THUNDER BAY -- Five years ago, Matt Wilkins was getting tired of the daily grind working as a chef, and the idea of a store focusing on selling food - cheese, in particular - appealed to him greatly. Together with Doug Morrill (former owner of Gargoyles Grille and Ale), they opened the Cheese Encounter on Bay Street (in the location of Bay Meats) and Wilkins has not looked back since.
Now located on Algoma street, the Cheese Encounter sells 80 or 90 kinds of cheese from Canada and all over the world, as well as a smaller selection of charcuterie and an extensive array of products such as mustard, honey, bread, crackers and jellies. Running a specialty cheese shop hasn’t lost its allure for Wilkins - he bought out Morrill in February this year and is very happy doing what he does.
While he procures imported cheese from large suppliers in the GTA, Wilkins has developed relationships with Canadian producers to get as many domestic options as possible.
“Working with the small farms in Canada is great; they’re a lot of creative, less traditional people in a lot of ways,” he says. “There are a lot of passionate people in the industry.”
From the Thunder Bay area, he gets cheese from Thunder Oak and Walkabout Farm, which does sheep’s milk cheese. There are cheeses from all over Ontario, Quebec and P.E.I., and from Europe, there are offerings from Italy and France, of course, but also Norway, the Netherlands, the UK, Spain and more. The most exotic cheese currently in stock, says Wilkins, is a Cacio di fosa from Italy; a sheep’s milk cheese aged underground in a pit of burnt hay.
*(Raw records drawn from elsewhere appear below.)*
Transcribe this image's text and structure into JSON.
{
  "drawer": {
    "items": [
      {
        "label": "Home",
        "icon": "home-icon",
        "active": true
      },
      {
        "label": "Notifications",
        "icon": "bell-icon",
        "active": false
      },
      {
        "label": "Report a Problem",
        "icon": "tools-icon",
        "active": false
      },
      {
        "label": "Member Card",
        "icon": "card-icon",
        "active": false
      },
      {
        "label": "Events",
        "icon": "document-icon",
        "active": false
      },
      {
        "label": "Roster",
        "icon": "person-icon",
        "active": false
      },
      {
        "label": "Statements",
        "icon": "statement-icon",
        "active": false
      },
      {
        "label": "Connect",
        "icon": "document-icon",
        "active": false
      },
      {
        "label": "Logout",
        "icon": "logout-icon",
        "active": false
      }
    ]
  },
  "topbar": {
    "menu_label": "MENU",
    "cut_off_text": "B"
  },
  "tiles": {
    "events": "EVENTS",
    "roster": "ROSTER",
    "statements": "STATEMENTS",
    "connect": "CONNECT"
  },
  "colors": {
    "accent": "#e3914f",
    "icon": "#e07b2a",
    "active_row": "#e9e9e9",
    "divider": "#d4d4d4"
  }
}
The best sellers are on opposite ends of the spectrum - on one hand, harder and sharper cheeses such as cheddar are always popular, but the creamy brie-style soft cheese also sell very well.
When Wilkins builds a cheese (and/or charcuterie) board, he always includes both of the above, but also tries to have some interesting options that people may not have tried before.
“Some of the fancier cheeses - I want to show everybody that what may have a weird European name or look weird really just tastes good,” he says. Prices for a board can range from $3 to $20 per person, depending on the client’s budget and preferences.
Since the store opened five years ago, Wilkins has noticed a change in local consumers’ tastes.“People are more interested in trying new things out, and that makes me really happy,” he says.
Keeping up with demand, local producers have started producing a wide variety of products that go well with cheese, and many of those can be found at the Cheese Encounter. The Sweet North Bakery supplies loaves of fresh bread, there’s local maple syrup from Nor’Wester Maple Company, butter from Slate River Dairy, Heartbeat Hot Sauce of course and the most recent addition is a mustard produced by Tomlin Restaurant using 360 Pale Ale from Sleeping Giant Brewing Co. Whether you’re looking for something to impress your dinner guests, a stocking stuffer or a little tasty something to treat yourself, you’re sure to find it at the Cheese Encounter.